Dataset excerpts:
- - -

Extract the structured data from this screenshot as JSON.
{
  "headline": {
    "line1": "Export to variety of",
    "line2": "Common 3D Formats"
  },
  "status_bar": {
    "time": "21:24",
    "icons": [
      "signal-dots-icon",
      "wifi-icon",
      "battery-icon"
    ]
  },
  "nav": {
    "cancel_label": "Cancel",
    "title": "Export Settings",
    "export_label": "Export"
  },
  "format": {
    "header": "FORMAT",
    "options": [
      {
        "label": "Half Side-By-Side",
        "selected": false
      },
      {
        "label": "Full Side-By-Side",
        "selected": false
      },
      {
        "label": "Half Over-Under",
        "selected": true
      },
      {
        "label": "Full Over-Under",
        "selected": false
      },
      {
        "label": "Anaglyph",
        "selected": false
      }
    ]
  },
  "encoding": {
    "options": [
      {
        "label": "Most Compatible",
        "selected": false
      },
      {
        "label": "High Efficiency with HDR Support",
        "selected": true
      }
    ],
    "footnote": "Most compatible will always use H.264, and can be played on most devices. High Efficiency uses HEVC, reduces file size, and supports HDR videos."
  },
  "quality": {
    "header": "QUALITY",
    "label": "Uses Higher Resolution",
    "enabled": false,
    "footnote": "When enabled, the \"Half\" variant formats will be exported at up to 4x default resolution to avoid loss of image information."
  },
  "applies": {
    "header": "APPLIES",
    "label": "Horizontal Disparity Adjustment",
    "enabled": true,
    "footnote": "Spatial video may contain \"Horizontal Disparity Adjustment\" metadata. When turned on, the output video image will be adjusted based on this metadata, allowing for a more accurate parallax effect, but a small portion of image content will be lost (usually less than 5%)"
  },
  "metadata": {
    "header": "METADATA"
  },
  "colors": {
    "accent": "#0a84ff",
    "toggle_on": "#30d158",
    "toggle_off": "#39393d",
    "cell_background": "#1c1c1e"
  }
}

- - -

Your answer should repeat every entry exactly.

▶ [Solution to the exercise]:
Extract the structured data from this screenshot as JSON.
{
  "headline": {
    "line1": "Export to variety of",
    "line2": "Common 3D Formats"
  },
  "status_bar": {
    "time": "21:24",
    "icons": [
      "signal-dots-icon",
      "wifi-icon",
      "battery-icon"
    ]
  },
  "nav": {
    "cancel_label": "Cancel",
    "title": "Export Settings",
    "export_label": "Export"
  },
  "format": {
    "header": "FORMAT",
    "options": [
      {
        "label": "Half Side-By-Side",
        "selected": false
      },
      {
        "label": "Full Side-By-Side",
        "selected": false
      },
      {
        "label": "Half Over-Under",
        "selected": true
      },
      {
        "label": "Full Over-Under",
        "selected": false
      },
      {
        "label": "Anaglyph",
        "selected": false
      }
    ]
  },
  "encoding": {
    "options": [
      {
        "label": "Most Compatible",
        "selected": false
      },
      {
        "label": "High Efficiency with HDR Support",
        "selected": true
      }
    ],
    "footnote": "Most compatible will always use H.264, and can be played on most devices. High Efficiency uses HEVC, reduces file size, and supports HDR videos."
  },
  "quality": {
    "header": "QUALITY",
    "label": "Uses Higher Resolution",
    "enabled": false,
    "footnote": "When enabled, the \"Half\" variant formats will be exported at up to 4x default resolution to avoid loss of image information."
  },
  "applies": {
    "header": "APPLIES",
    "label": "Horizontal Disparity Adjustment",
    "enabled": true,
    "footnote": "Spatial video may contain \"Horizontal Disparity Adjustment\" metadata. When turned on, the output video image will be adjusted based on this metadata, allowing for a more accurate parallax effect, but a small portion of image content will be lost (usually less than 5%)"
  },
  "metadata": {
    "header": "METADATA"
  },
  "colors": {
    "accent": "#0a84ff",
    "toggle_on": "#30d158",
    "toggle_off": "#39393d",
    "cell_background": "#1c1c1e"
  }
}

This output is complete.